Local Hero Of The Week: Shoe Designer Helps Youth Take One Stylish Step Forward
Taking one step forward in the right direction can be a catalyst for success.
Roosevelt Rose Brown, a footwear designer and associate professor from ArtCenter College of Design in Pasadena, is teaching that sentiment through shoe design.
Brown was motivated to teach after growing up struggling with how to get his foot in the door of the college and the creative industry.
“And [I] pretty much had to knock down those doors and figure that out for myself.," Brown says. "So being a 20-year veteran of the industry, I want to go back and make that pathway a lot easier for young creatives, especially in Black and Brown communities.”
His program, ”Designing Dream Initiative,” uses his creative industry savvy with his glowing passion for helping underserved youth unleash their full potential.
The passion project, which is powered through the ArtCenter, visits various schools in the Los Angeles area. There, Brown guides kids through the industry and the various pathways into creative career sectors.
Then through a hands-on workshop called “Sneaker Science,” he blends components of footwear design with STEM and engineering to demonstrate the fabrication of sneakers.

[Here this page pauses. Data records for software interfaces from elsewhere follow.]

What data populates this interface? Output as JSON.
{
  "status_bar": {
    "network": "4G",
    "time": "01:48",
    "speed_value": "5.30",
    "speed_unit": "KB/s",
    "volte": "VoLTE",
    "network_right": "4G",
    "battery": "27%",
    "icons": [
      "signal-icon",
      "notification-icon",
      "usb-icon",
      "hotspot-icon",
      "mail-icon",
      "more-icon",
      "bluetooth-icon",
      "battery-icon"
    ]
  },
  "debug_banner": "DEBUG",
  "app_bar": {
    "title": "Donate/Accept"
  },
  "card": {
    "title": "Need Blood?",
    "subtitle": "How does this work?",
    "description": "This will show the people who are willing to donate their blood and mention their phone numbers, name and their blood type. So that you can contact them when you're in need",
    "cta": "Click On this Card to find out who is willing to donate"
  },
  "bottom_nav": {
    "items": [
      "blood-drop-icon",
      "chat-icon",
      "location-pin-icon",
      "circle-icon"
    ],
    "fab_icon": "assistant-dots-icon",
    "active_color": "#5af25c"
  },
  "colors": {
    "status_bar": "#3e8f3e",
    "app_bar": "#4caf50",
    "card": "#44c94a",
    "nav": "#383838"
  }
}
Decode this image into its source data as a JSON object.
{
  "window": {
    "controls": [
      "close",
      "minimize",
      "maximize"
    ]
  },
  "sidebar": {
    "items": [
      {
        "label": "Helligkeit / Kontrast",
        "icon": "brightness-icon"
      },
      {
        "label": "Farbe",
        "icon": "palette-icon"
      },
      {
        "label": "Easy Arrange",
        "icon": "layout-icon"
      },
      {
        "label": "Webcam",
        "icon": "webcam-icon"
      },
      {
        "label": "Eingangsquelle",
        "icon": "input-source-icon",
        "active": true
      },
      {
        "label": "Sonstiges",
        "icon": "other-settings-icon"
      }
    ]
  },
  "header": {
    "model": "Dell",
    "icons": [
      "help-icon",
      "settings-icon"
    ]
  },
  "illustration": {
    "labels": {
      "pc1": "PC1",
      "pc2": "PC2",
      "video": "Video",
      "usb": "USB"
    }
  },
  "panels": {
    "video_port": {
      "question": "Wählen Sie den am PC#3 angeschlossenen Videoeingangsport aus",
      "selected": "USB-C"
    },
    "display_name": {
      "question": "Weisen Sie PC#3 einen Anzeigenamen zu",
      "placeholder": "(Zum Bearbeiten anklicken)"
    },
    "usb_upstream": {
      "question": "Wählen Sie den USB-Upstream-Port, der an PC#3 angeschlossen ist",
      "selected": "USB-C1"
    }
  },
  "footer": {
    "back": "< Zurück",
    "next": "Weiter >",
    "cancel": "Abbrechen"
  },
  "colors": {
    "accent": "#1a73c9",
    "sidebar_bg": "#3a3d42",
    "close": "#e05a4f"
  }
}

“So we're combining sort of this new pop culture and how popular footwear is in current youth culture and leveraging that into a teaching modality.”
The foundation of the workshops is exposing the kids to something they probably never thought of pursuing and making them aware of possibilities they never knew existed.
When he's not teaching, Brown is creating products for various brands like Nike, Puma, and Everlast. Before footwear, he was a toy designer for Disney Pixar for 10 years, developing and designing the original Buzz Lightyear toy.
Though he revels in his success, it wasn’t always easy for Brown as a Black creative.
He initially grew up in the Pasadena area as what he called“a tough neighborhood.” Despite his surroundings, he immersed himself in the arts, working in a model shop and later making graffiti arts and T-shirts as a teenager.
He later learned about ArtCenter through one of his professors. After being enthralled during a visit to the campus, he put together a portfolio and was accepted.
However, he felt isolated despite the achievement.
“Being that person, especially when I was at Art Center, one of the few Black students at the university, it can be quite isolating that you're this creative and nothing around you looks like you or sounds like you or goes through the struggles that you're going through, you know, economically.”
However, through the Design Dream Initiative, Brown hopes to be that example for Black and Brown youth who may not see themselves in creative industries.
“To be able to come alongside someone and support them with their goal and their vision or even plant a seed of a goal," Brown says. "And a vision of empowerment is is a tremendous opportunity and privilege.”
Anyone who wants to get involved with the initiative can reach out to the ArtCenter's Department of Diversity, Equity, and Inclusion.
All they need is one creatively designed foot forward onto that pathway.
“I am that. I am that story literally. I never knew that I enjoyed designing shoes —30 years later, I'm like, I still love designing shoes. And I didn't know it until I tried it.”